Creighton center Jacob Epperson finished off a lob, tapped a couple of offensive rebounds out to teammates and affected shots at the rim during the team's eight minutes of game-like work at practice Friday.
It was a small glimpse of the type of impact that the 7-footer can have. But just a glimpse.
And that's by design. Epperson's still working his way back from offseason back and knee surgeries. The sophomore said he's not jumping as high or reacting as quickly as he's used to. His practice time is being regulated. Rehab remains a regular part of his routine.
But he's making progress, even if he only gets to showcase that improvement in spurts.
"It's a process," Epperson said after practice Friday. "We've still got a long ways to go. But I'm seeing the light at the end of the tunnel."
That metaphorical tunnel was hardly illuminated 10 months ago.
Epperson had surgery in January. Then he underwent another procedure on his knee in April. He and the CU athletic training staff have progressed slowly from there, elongating his gradual recovery plan over the course of the summer months.
Epperson said he practiced for 70 consecutive minutes Friday — the third straight day he's gone that long. Two weeks ago, he had a 30-minute cap. Then 40. Then back down to 20.
"It's a situation we're going to monitor extremely close," CU coach Greg McDermott said. "To make sure we're pushing him hard enough, but not too hard. The end game for him is to get him ready a couple months down the road. But we'd certainly like to be in a position where in November, at least he can see some time on the floor."
Creighton certainly could use his production at the center spot this season.
In 21 career games (averaging 11.9 minutes during those appearances), Epperson's scored 5.6 points, grabbed 2.6 rebounds and recorded 0.8 blocks per outing. He's made 72.2% of his shots.

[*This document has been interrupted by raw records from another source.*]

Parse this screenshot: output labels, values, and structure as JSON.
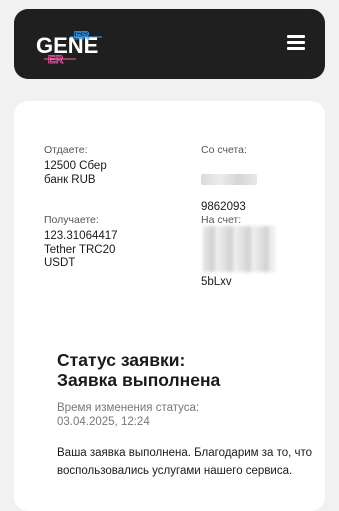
{
  "header": {
    "logo_text": "GENE",
    "logo_accent_text": "ER",
    "menu_icon": "hamburger-menu-icon"
  },
  "exchange": {
    "give": {
      "label": "Отдаете:",
      "value": "12500 Сбер\nбанк RUB"
    },
    "from_account": {
      "label": "Со счета:",
      "value_visible": "9862093"
    },
    "receive": {
      "label": "Получаете:",
      "value": "123.31064417\nTether TRC20\nUSDT"
    },
    "to_account": {
      "label": "На счет:",
      "value_visible": "5bLxv"
    }
  },
  "status": {
    "title": "Статус заявки:\nЗаявка выполнена",
    "time_label": "Время изменения статуса:",
    "time_value": "03.04.2025, 12:24",
    "message": "Ваша заявка выполнена. Благодарим за то, что воспользовались услугами нашего сервиса."
  },
  "colors": {
    "header_bg": "#1f1f1f",
    "page_bg": "#f1f1f1",
    "card_bg": "#ffffff",
    "logo_accent_blue": "#3aa5ff",
    "logo_accent_pink": "#ff5db1"
  }
}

Aside from Epperson, the Jays have just two other scholarship big men competing for playing time in the regular rotation.
But he admittedly is still working to regain his form.
"You can see it when you're sitting down on the sidelines watching — like, oh, you've got to be there," Epperson said. "But then when you're out there, it feels like the mind's running a million miles an hour. I'm just trying to slow all that down, figure out where I need to be, where my teammates want me to be. It'll come back."
He just has to be patient. A few other practice notes are below. The Jays have conducted 10 sessions since opening preseason camp on Sept. 24.
Junior Ty-Shon Alexander, the team's top returning scorer, said one of his focuses during the preseason is to display better body language. He watched game film from last year and noticed moments when he allowed missed shots or mistakes to affect his demeanor on the court.
He's working on that. "I want to be a good role model," he said. "If you're having a bad day, switch it up. If you're missing shots, go to the hole or find somebody else a shot. Defend, no matter what. I've got to keep remembering that, knowing it in my head."
Senior Davion Mintz hopes to be an energy tone-setter on both sides of the ball — he wants to push tempo offensively and bring tenacity to the defensive end. But there's a balance he's trying to find. Because you can wear yourself out trying to do that. Fatigue can lead to mistakes.
So he's trying to identify those lulls in the action and use them to consciously reset. He'd like for this to become routine.
"I want to play the game smarter, and more efficiently," Mintz said. "When you're moving at our pace, sometimes your mind speeds up as well. I just want to breathe, slow my game down, and then go."
The coaches have spent a lot of time in practice working with graduate transfer Kelvin Jones, who's an eager learner. But the 6-foot-11 newcomer is still getting integrated.
Jones, who played last year at Idaho State, was on hand for practice in July when the Jays prepared for their exhibition tour in Australia, but McDermott said those workouts weren't as detailed as the sessions CU's conducting now. Plus, Jones injured his hand before Creighton took its offseason trip. So he never got to play in games.
"He didn't get the benefit that we would have hoped out of the summer," McDermott said.